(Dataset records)
==============================

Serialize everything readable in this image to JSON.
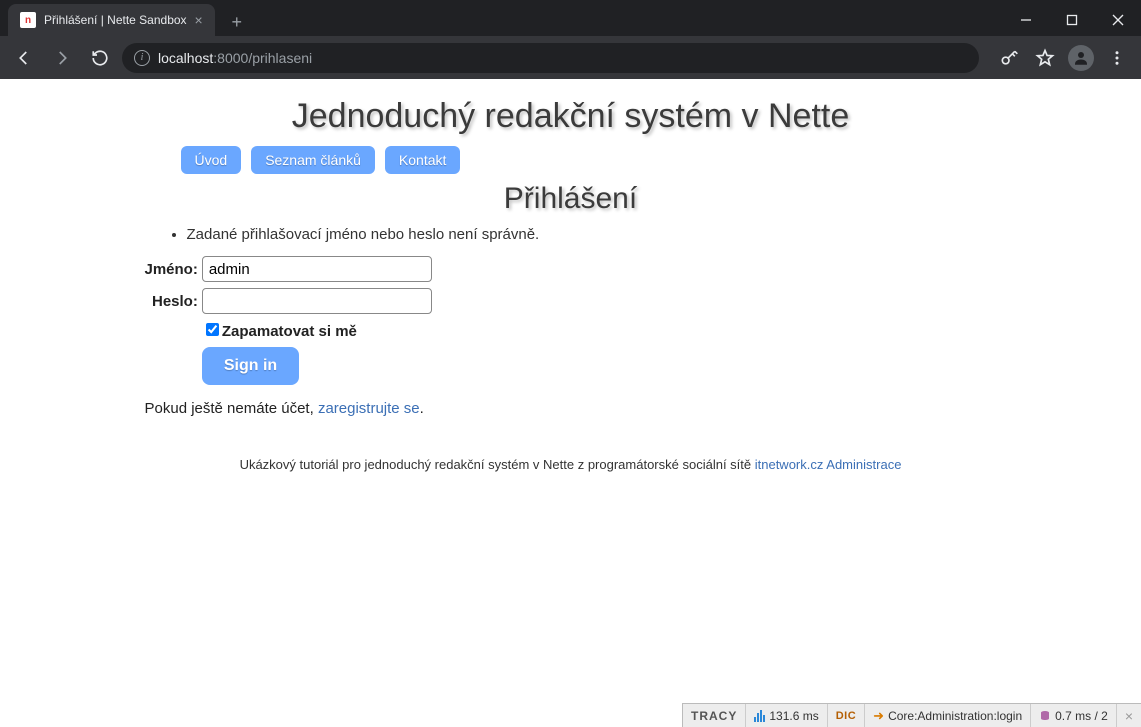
{
  "browser": {
    "tab_title": "Přihlášení | Nette Sandbox",
    "url_host": "localhost",
    "url_port": ":8000",
    "url_path": "/prihlaseni"
  },
  "page": {
    "site_title": "Jednoduchý redakční systém v Nette",
    "nav": [
      "Úvod",
      "Seznam článků",
      "Kontakt"
    ],
    "heading": "Přihlášení",
    "error": "Zadané přihlašovací jméno nebo heslo není správně.",
    "form": {
      "username_label": "Jméno:",
      "username_value": "admin",
      "password_label": "Heslo:",
      "password_value": "",
      "remember_checked": true,
      "remember_label": "Zapamatovat si mě",
      "submit_label": "Sign in"
    },
    "register_prefix": "Pokud ještě nemáte účet, ",
    "register_link": "zaregistrujte se",
    "register_suffix": ".",
    "footer_text": "Ukázkový tutoriál pro jednoduchý redakční systém v Nette z programátorské sociální sítě ",
    "footer_link1": "itnetwork.cz",
    "footer_sep": " ",
    "footer_link2": "Administrace"
  },
  "tracy": {
    "logo": "TRACY",
    "time": "131.6 ms",
    "dic": "DIC",
    "route": "Core:Administration:login",
    "db": "0.7 ms / 2",
    "close": "×"
  }
}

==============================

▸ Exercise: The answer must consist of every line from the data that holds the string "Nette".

▸ Response box:
    "tab_title": "Přihlášení | Nette Sandbox",
    "site_title": "Jednoduchý redakční systém v Nette",
    "footer_text": "Ukázkový tutoriál pro jednoduchý redakční systém v Nette z programátorské sociální sítě ",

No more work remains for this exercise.